I have much more to say—about Siemens’ FORAN acquisition for the shipbuilding community, cool new stuff coming in NX, a lightweight CAD/CAM tool called Zel X –who knew??–, partnerships with Microsoft and IBM, and exciting uses for executable digital twins (what words should I use here??) — but this is already far too long. Thank you for reading. More soon.
You can watch select presentations, including Mr. Hemmelgarn’s keynote session, here: https://events.sw.siemens.com/en-US/realizelive/content-library/ . There were a lot of great sessions; I totally recommend the main stage presentation on Wednesday by Molex’s Don Hantyshin about how critical the supply chain is in new product creation. And for some true inspiration, see how Easton LaChapelle of Unlimited Tomorrow makes affordable, modular prosthetic arms and hands. Amazing.
And put it on your calendar right now: the next Realize LIVE Americas will be in Las Vegas on May 13-16, 2024.
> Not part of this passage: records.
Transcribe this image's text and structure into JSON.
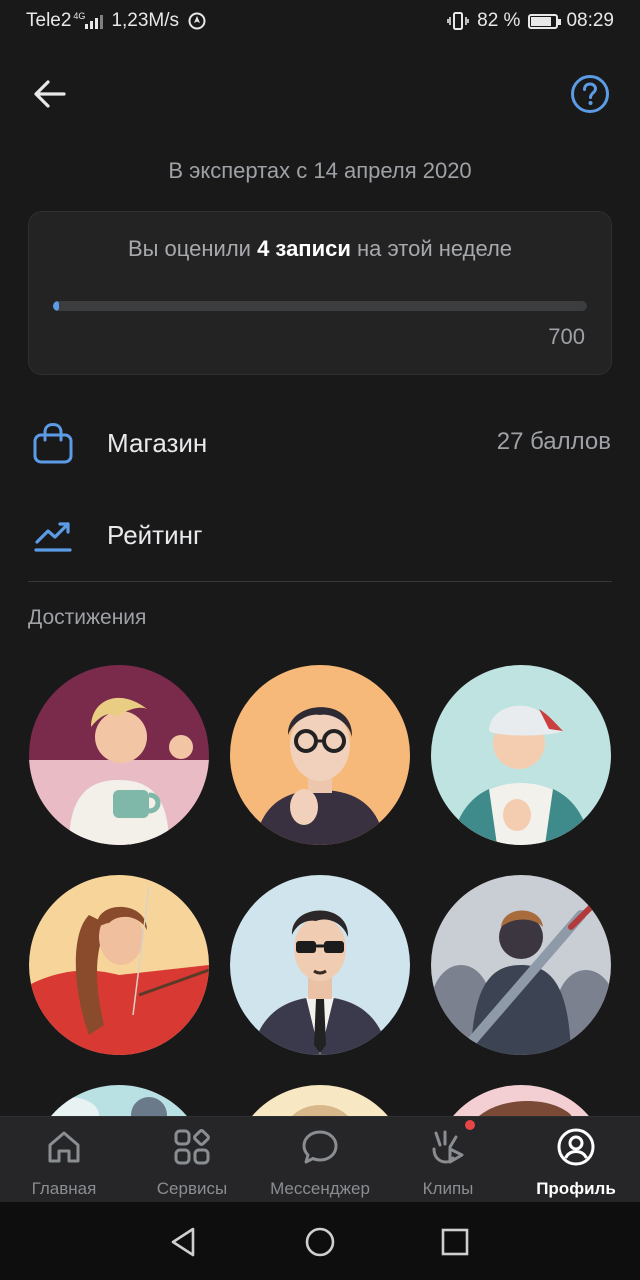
{
  "status": {
    "carrier": "Tele2",
    "network": "4G",
    "speed": "1,23M/s",
    "battery": "82 %",
    "battery_level": 0.82,
    "time": "08:29"
  },
  "header": {
    "back_icon": "arrow-left-icon",
    "help_icon": "question-circle-icon"
  },
  "expert_since": "В экспертах с 14 апреля 2020",
  "week": {
    "prefix": "Вы оценили",
    "count": "4 записи",
    "suffix": "на этой неделе",
    "progress_value": 4,
    "progress_max": 700,
    "goal": "700",
    "accent": "#5c9ce6"
  },
  "menu": {
    "shop": {
      "label": "Магазин",
      "value": "27 баллов",
      "icon": "shopping-bag-icon"
    },
    "rating": {
      "label": "Рейтинг",
      "icon": "trending-chart-icon"
    }
  },
  "achievements_title": "Достижения",
  "tabs": [
    {
      "label": "Главная",
      "icon": "home-icon"
    },
    {
      "label": "Сервисы",
      "icon": "services-grid-icon"
    },
    {
      "label": "Мессенджер",
      "icon": "chat-bubble-icon"
    },
    {
      "label": "Клипы",
      "icon": "clips-icon",
      "badge": true
    },
    {
      "label": "Профиль",
      "icon": "profile-icon",
      "active": true
    }
  ],
  "colors": {
    "background": "#19191a",
    "card": "#232324",
    "accent": "#5c9ce6",
    "badge": "#e64646"
  }
}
Note: Siemens graciously covered some of the expenses associated with my participation in the event but did not in any way influence the content of this post. The cover picture is of Tony Hemmelgarn during his keynote presentation; I grabbed the uncredited photo from Siemens’ wrapup, https://newsroom.sw.siemens.com/en-US/realize-live-recaps-day-one/ , because all of mine were terrible.